Requirement: Extract each line holding the word "screenshot" from the entries.

Exercise material:
-=-=-=-=-
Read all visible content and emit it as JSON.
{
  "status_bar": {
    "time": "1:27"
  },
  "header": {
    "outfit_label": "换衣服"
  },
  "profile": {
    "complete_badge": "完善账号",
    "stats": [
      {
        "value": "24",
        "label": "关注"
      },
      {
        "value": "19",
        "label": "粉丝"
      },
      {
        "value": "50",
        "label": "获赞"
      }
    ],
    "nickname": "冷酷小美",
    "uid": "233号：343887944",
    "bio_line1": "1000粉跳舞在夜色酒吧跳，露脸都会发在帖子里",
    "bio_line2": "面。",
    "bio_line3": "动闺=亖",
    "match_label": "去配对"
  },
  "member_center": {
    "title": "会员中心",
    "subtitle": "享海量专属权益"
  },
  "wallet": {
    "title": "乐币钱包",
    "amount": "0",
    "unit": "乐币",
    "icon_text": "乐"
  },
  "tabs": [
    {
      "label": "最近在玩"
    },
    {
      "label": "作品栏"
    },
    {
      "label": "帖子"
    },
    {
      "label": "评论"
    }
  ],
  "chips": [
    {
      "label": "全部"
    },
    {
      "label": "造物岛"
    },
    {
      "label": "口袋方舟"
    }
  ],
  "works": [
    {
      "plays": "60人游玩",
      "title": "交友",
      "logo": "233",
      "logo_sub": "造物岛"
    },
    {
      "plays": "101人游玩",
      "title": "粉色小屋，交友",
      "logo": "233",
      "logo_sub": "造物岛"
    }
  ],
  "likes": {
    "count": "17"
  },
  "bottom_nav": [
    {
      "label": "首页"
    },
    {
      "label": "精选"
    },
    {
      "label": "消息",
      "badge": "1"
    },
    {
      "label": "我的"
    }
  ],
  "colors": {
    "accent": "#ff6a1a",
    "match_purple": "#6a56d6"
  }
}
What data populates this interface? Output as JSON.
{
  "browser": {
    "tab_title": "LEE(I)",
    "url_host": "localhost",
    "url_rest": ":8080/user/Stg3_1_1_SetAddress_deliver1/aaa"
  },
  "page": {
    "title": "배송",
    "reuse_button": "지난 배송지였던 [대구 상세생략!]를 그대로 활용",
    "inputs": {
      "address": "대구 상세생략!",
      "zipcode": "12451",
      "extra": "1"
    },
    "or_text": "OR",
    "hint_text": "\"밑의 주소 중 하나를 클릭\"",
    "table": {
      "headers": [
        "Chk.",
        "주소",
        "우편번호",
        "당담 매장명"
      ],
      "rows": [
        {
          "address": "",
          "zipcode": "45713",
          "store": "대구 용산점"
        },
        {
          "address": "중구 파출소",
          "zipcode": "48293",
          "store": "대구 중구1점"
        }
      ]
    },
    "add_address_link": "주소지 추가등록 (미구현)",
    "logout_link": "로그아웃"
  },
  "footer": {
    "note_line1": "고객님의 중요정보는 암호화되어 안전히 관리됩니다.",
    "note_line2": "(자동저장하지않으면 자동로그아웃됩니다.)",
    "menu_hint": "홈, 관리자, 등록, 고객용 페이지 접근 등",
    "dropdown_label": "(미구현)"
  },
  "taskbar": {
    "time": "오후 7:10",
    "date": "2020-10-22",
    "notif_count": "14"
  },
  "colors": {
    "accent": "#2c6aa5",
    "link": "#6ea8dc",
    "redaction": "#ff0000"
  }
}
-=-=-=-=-
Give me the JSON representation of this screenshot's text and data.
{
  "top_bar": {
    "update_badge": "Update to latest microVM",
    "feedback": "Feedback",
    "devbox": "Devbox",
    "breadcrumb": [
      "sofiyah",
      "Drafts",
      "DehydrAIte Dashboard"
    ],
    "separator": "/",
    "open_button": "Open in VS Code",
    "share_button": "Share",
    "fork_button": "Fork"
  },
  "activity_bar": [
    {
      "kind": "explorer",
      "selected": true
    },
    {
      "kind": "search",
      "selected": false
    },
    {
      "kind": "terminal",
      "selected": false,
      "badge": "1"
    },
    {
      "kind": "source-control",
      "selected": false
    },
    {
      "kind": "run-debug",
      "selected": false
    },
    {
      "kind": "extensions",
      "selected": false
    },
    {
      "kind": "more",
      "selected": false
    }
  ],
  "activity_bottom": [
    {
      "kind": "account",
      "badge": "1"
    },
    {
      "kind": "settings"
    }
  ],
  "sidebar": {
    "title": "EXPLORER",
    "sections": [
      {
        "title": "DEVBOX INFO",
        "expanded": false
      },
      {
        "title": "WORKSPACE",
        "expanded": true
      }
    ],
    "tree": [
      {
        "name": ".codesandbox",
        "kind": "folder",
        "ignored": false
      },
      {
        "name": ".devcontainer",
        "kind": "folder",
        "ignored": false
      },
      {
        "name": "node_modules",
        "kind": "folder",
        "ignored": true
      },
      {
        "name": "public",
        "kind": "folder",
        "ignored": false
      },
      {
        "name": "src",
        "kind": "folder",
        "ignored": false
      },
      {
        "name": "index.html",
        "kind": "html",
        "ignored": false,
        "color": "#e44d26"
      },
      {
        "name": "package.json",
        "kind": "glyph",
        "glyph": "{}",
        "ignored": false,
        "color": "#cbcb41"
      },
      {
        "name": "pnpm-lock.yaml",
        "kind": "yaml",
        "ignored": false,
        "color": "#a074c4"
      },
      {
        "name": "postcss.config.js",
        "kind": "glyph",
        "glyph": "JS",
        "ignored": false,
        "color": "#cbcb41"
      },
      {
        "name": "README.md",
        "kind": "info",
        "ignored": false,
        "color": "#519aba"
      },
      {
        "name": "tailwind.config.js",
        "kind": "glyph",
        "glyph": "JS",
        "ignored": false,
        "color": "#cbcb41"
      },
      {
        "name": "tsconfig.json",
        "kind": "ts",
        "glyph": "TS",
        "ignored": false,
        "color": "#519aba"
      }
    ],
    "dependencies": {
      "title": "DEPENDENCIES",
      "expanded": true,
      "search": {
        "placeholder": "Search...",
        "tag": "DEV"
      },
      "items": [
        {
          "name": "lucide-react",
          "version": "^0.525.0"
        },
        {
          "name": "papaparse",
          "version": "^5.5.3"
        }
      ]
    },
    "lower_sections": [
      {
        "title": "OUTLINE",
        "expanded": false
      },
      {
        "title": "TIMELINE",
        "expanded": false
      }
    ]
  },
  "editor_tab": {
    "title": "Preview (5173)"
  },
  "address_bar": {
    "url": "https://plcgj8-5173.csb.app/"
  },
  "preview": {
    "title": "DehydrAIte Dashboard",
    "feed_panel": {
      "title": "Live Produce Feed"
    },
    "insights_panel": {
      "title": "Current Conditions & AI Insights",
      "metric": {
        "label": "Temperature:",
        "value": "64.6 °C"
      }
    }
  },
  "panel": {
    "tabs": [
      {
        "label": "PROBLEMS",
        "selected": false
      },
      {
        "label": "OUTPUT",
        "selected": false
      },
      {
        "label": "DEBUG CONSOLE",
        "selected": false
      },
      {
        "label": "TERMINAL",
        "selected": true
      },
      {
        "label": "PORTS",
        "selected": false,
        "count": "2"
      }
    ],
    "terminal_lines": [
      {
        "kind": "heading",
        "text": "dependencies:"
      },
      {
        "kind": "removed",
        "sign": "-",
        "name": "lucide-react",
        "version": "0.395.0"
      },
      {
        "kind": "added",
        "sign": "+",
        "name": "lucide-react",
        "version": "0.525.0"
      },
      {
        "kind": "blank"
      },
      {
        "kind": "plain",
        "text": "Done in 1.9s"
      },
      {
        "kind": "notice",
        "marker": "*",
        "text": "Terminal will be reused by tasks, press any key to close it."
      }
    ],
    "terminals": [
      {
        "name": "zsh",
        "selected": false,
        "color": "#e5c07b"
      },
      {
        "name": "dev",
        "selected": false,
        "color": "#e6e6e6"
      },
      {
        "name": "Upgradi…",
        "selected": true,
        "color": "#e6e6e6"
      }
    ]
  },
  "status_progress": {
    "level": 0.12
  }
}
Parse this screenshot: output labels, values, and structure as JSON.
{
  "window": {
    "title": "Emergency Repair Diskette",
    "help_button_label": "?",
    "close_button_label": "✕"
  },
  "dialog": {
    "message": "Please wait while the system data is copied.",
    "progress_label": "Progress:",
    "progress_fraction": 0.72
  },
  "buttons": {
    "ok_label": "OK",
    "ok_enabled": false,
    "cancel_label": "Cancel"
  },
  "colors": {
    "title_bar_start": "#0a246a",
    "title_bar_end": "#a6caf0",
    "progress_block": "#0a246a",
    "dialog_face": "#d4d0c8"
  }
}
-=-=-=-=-
Solution for this task:
Give me the JSON representation of this screenshot's text and data.
Parse this screenshot: output labels, values, and structure as JSON.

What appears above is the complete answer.